* Goal of the exercise *
Look through the entries for the string "time", and copy each line that holds it.

* Raw data *

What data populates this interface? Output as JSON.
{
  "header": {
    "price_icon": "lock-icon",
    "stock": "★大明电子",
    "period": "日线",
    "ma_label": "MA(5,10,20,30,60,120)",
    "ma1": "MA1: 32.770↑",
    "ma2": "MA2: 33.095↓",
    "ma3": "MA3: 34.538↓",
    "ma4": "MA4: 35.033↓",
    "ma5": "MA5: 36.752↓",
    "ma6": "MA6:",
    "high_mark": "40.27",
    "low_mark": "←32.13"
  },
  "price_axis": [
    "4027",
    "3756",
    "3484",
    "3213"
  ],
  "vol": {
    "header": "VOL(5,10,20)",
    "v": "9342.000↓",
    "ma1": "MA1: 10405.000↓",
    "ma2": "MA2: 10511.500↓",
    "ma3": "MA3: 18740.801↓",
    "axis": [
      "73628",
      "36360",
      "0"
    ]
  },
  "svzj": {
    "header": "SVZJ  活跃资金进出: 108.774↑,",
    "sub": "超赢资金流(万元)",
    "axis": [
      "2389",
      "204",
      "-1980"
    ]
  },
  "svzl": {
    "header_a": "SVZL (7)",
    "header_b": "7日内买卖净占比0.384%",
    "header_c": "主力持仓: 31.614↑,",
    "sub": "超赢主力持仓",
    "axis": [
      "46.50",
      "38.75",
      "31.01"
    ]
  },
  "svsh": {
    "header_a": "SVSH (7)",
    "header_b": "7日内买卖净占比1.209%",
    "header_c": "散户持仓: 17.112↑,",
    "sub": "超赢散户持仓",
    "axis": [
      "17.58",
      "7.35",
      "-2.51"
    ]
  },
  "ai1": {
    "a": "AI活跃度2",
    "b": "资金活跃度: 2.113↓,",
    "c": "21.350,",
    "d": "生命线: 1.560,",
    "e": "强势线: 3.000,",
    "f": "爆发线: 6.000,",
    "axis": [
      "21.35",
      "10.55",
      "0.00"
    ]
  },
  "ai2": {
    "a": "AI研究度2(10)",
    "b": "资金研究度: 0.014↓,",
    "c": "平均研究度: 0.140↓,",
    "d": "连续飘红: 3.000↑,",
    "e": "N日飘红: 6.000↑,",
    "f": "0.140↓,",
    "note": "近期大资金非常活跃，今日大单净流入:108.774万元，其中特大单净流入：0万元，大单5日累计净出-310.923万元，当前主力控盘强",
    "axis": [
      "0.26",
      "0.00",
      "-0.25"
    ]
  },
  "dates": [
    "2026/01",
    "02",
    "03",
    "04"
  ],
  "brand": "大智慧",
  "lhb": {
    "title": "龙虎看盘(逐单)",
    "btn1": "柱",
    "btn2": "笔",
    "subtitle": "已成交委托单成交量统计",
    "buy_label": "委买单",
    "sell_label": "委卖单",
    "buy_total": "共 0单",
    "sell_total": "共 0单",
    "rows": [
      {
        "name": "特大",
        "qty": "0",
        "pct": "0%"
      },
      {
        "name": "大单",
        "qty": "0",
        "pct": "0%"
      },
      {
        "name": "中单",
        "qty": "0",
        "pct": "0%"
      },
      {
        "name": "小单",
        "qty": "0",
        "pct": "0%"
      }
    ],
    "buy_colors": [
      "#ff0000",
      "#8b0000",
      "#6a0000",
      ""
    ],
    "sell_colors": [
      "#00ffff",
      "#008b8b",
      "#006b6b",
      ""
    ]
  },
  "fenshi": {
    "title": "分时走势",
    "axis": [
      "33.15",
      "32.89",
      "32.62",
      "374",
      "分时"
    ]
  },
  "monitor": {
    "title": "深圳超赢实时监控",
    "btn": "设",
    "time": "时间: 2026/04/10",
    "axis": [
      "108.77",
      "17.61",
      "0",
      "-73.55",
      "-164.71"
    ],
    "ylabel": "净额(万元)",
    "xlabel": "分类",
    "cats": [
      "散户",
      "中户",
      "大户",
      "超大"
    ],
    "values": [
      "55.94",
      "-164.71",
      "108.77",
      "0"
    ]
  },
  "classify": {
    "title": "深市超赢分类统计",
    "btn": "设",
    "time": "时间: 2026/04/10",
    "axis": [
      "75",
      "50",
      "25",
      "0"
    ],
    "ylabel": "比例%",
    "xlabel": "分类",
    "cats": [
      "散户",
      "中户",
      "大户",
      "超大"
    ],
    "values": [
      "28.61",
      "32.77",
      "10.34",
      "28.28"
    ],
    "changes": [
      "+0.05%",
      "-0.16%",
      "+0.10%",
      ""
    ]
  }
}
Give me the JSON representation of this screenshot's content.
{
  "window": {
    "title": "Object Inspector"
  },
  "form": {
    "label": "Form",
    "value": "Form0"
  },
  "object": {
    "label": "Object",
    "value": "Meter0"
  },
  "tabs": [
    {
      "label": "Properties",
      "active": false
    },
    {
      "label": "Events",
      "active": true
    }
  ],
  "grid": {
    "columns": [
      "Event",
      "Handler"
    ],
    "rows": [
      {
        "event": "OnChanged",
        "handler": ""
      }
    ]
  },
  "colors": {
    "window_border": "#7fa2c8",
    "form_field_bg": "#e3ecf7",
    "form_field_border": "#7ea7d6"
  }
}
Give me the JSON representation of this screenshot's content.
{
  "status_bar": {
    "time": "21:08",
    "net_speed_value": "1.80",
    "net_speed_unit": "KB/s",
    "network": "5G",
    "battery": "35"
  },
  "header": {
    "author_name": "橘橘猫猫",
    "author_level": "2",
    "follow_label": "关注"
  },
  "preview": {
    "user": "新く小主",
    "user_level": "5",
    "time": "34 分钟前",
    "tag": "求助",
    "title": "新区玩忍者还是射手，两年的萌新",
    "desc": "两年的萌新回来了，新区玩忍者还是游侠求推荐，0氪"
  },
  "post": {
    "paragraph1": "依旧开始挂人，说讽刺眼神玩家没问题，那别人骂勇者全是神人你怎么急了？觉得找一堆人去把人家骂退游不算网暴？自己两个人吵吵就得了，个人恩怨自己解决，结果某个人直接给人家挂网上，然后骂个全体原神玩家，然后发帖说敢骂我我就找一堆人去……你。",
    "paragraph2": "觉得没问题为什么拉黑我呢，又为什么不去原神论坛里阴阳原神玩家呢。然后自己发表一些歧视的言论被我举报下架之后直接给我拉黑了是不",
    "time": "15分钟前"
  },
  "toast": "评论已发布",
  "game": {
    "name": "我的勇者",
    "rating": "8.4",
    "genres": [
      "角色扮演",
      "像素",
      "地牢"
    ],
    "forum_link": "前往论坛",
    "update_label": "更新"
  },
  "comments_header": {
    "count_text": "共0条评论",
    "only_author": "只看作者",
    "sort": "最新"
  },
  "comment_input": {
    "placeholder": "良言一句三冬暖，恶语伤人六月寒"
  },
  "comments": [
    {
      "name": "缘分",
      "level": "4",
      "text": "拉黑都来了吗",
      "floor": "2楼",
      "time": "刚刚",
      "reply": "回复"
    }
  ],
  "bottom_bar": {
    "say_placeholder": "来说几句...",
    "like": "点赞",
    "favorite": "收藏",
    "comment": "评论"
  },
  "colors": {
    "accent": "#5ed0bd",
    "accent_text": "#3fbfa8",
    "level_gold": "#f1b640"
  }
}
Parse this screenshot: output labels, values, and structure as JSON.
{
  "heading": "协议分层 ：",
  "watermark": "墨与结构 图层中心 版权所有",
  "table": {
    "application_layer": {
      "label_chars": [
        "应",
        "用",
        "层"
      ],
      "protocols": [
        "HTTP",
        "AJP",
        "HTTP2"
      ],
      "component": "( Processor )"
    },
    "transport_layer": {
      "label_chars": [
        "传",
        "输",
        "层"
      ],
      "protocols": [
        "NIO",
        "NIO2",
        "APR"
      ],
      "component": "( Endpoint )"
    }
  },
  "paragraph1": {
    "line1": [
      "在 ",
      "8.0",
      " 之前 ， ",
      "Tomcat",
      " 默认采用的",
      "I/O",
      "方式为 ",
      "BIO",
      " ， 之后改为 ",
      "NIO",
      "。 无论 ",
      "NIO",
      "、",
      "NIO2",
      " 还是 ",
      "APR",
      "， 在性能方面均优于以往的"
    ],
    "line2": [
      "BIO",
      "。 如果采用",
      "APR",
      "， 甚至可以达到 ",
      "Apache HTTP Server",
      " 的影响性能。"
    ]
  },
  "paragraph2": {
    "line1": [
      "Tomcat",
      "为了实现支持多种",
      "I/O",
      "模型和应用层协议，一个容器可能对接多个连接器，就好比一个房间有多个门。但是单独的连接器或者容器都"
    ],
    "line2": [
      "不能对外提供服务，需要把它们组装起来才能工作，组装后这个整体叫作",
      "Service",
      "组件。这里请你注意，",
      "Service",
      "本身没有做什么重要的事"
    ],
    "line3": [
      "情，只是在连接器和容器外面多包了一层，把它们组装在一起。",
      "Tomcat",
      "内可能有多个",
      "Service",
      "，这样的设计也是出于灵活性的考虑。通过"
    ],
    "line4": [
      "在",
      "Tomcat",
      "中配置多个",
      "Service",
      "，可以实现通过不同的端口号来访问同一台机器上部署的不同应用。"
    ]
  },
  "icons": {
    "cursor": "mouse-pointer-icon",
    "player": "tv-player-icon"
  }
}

* Output of the task *
    "time": "时间: 2026/04/10",
    "time": "时间: 2026/04/10",
    "time": "21:08",
    "time": "34 分钟前",
    "time": "15分钟前"
      "time": "刚刚",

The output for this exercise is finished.